━━━ Data to process ━━━

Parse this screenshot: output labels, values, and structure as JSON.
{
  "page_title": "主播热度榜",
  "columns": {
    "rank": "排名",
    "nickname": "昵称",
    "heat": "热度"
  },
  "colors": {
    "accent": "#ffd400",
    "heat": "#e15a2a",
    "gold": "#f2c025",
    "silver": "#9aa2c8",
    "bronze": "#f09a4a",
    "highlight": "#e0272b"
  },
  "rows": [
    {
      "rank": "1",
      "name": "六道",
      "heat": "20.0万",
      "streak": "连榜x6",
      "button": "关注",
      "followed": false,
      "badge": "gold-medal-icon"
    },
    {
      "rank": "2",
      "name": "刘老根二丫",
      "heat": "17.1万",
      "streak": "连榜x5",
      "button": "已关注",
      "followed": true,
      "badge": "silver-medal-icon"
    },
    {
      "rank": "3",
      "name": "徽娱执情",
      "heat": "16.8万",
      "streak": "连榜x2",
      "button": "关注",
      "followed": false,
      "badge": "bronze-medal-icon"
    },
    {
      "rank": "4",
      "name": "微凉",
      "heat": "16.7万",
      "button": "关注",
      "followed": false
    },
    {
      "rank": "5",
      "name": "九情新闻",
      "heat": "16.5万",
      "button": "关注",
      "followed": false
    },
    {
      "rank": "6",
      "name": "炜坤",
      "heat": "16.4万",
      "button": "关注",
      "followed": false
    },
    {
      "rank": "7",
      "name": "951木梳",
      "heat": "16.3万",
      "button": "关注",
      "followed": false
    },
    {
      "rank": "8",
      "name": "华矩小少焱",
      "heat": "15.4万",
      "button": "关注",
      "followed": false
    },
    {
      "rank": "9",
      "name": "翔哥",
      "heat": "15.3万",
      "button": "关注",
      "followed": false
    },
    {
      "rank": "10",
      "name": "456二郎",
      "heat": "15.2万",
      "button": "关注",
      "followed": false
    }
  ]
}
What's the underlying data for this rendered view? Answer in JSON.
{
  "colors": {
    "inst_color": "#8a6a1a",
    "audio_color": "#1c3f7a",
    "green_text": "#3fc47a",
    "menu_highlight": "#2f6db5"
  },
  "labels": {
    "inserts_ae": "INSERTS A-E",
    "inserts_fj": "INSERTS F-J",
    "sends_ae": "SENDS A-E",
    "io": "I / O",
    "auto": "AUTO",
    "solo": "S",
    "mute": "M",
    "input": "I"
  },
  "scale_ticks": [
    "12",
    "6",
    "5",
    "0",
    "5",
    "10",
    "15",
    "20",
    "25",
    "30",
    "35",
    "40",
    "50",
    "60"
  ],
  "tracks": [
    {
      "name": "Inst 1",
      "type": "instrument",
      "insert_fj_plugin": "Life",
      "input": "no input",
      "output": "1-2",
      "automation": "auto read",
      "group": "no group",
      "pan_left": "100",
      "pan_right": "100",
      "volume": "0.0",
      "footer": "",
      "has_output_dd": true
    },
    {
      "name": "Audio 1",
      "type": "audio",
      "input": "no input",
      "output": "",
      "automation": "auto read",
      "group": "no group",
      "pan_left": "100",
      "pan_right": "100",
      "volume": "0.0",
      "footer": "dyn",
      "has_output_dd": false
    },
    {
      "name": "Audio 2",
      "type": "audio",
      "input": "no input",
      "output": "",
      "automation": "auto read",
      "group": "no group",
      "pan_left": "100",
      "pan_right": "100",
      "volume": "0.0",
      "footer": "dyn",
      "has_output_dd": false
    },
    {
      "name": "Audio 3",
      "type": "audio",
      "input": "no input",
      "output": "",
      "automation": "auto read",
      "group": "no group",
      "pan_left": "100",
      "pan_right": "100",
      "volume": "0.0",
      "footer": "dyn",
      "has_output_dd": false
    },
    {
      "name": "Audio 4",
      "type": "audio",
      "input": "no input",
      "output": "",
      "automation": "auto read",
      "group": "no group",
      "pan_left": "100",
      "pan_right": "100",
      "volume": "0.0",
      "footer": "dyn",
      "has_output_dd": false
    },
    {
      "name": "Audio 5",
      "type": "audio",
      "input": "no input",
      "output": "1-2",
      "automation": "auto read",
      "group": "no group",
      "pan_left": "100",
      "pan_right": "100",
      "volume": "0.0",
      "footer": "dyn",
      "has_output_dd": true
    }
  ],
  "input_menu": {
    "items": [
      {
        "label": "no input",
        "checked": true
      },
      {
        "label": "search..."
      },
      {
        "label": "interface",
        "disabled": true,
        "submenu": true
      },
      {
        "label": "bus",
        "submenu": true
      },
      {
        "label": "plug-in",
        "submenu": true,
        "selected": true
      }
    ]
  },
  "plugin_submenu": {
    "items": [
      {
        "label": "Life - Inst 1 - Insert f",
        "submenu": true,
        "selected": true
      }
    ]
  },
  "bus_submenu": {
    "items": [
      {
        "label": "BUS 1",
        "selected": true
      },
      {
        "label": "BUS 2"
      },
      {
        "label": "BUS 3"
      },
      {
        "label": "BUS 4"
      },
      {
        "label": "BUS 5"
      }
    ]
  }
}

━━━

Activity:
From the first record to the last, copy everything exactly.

Answer section:
Parse this screenshot: output labels, values, and structure as JSON.
{
  "page_title": "主播热度榜",
  "columns": {
    "rank": "排名",
    "nickname": "昵称",
    "heat": "热度"
  },
  "colors": {
    "accent": "#ffd400",
    "heat": "#e15a2a",
    "gold": "#f2c025",
    "silver": "#9aa2c8",
    "bronze": "#f09a4a",
    "highlight": "#e0272b"
  },
  "rows": [
    {
      "rank": "1",
      "name": "六道",
      "heat": "20.0万",
      "streak": "连榜x6",
      "button": "关注",
      "followed": false,
      "badge": "gold-medal-icon"
    },
    {
      "rank": "2",
      "name": "刘老根二丫",
      "heat": "17.1万",
      "streak": "连榜x5",
      "button": "已关注",
      "followed": true,
      "badge": "silver-medal-icon"
    },
    {
      "rank": "3",
      "name": "徽娱执情",
      "heat": "16.8万",
      "streak": "连榜x2",
      "button": "关注",
      "followed": false,
      "badge": "bronze-medal-icon"
    },
    {
      "rank": "4",
      "name": "微凉",
      "heat": "16.7万",
      "button": "关注",
      "followed": false
    },
    {
      "rank": "5",
      "name": "九情新闻",
      "heat": "16.5万",
      "button": "关注",
      "followed": false
    },
    {
      "rank": "6",
      "name": "炜坤",
      "heat": "16.4万",
      "button": "关注",
      "followed": false
    },
    {
      "rank": "7",
      "name": "951木梳",
      "heat": "16.3万",
      "button": "关注",
      "followed": false
    },
    {
      "rank": "8",
      "name": "华矩小少焱",
      "heat": "15.4万",
      "button": "关注",
      "followed": false
    },
    {
      "rank": "9",
      "name": "翔哥",
      "heat": "15.3万",
      "button": "关注",
      "followed": false
    },
    {
      "rank": "10",
      "name": "456二郎",
      "heat": "15.2万",
      "button": "关注",
      "followed": false
    }
  ]
}
What's the underlying data for this rendered view? Answer in JSON.
{
  "colors": {
    "inst_color": "#8a6a1a",
    "audio_color": "#1c3f7a",
    "green_text": "#3fc47a",
    "menu_highlight": "#2f6db5"
  },
  "labels": {
    "inserts_ae": "INSERTS A-E",
    "inserts_fj": "INSERTS F-J",
    "sends_ae": "SENDS A-E",
    "io": "I / O",
    "auto": "AUTO",
    "solo": "S",
    "mute": "M",
    "input": "I"
  },
  "scale_ticks": [
    "12",
    "6",
    "5",
    "0",
    "5",
    "10",
    "15",
    "20",
    "25",
    "30",
    "35",
    "40",
    "50",
    "60"
  ],
  "tracks": [
    {
      "name": "Inst 1",
      "type": "instrument",
      "insert_fj_plugin": "Life",
      "input": "no input",
      "output": "1-2",
      "automation": "auto read",
      "group": "no group",
      "pan_left": "100",
      "pan_right": "100",
      "volume": "0.0",
      "footer": "",
      "has_output_dd": true
    },
    {
      "name": "Audio 1",
      "type": "audio",
      "input": "no input",
      "output": "",
      "automation": "auto read",
      "group": "no group",
      "pan_left": "100",
      "pan_right": "100",
      "volume": "0.0",
      "footer": "dyn",
      "has_output_dd": false
    },
    {
      "name": "Audio 2",
      "type": "audio",
      "input": "no input",
      "output": "",
      "automation": "auto read",
      "group": "no group",
      "pan_left": "100",
      "pan_right": "100",
      "volume": "0.0",
      "footer": "dyn",
      "has_output_dd": false
    },
    {
      "name": "Audio 3",
      "type": "audio",
      "input": "no input",
      "output": "",
      "automation": "auto read",
      "group": "no group",
      "pan_left": "100",
      "pan_right": "100",
      "volume": "0.0",
      "footer": "dyn",
      "has_output_dd": false
    },
    {
      "name": "Audio 4",
      "type": "audio",
      "input": "no input",
      "output": "",
      "automation": "auto read",
      "group": "no group",
      "pan_left": "100",
      "pan_right": "100",
      "volume": "0.0",
      "footer": "dyn",
      "has_output_dd": false
    },
    {
      "name": "Audio 5",
      "type": "audio",
      "input": "no input",
      "output": "1-2",
      "automation": "auto read",
      "group": "no group",
      "pan_left": "100",
      "pan_right": "100",
      "volume": "0.0",
      "footer": "dyn",
      "has_output_dd": true
    }
  ],
  "input_menu": {
    "items": [
      {
        "label": "no input",
        "checked": true
      },
      {
        "label": "search..."
      },
      {
        "label": "interface",
        "disabled": true,
        "submenu": true
      },
      {
        "label": "bus",
        "submenu": true
      },
      {
        "label": "plug-in",
        "submenu": true,
        "selected": true
      }
    ]
  },
  "plugin_submenu": {
    "items": [
      {
        "label": "Life - Inst 1 - Insert f",
        "submenu": true,
        "selected": true
      }
    ]
  },
  "bus_submenu": {
    "items": [
      {
        "label": "BUS 1",
        "selected": true
      },
      {
        "label": "BUS 2"
      },
      {
        "label": "BUS 3"
      },
      {
        "label": "BUS 4"
      },
      {
        "label": "BUS 5"
      }
    ]
  }
}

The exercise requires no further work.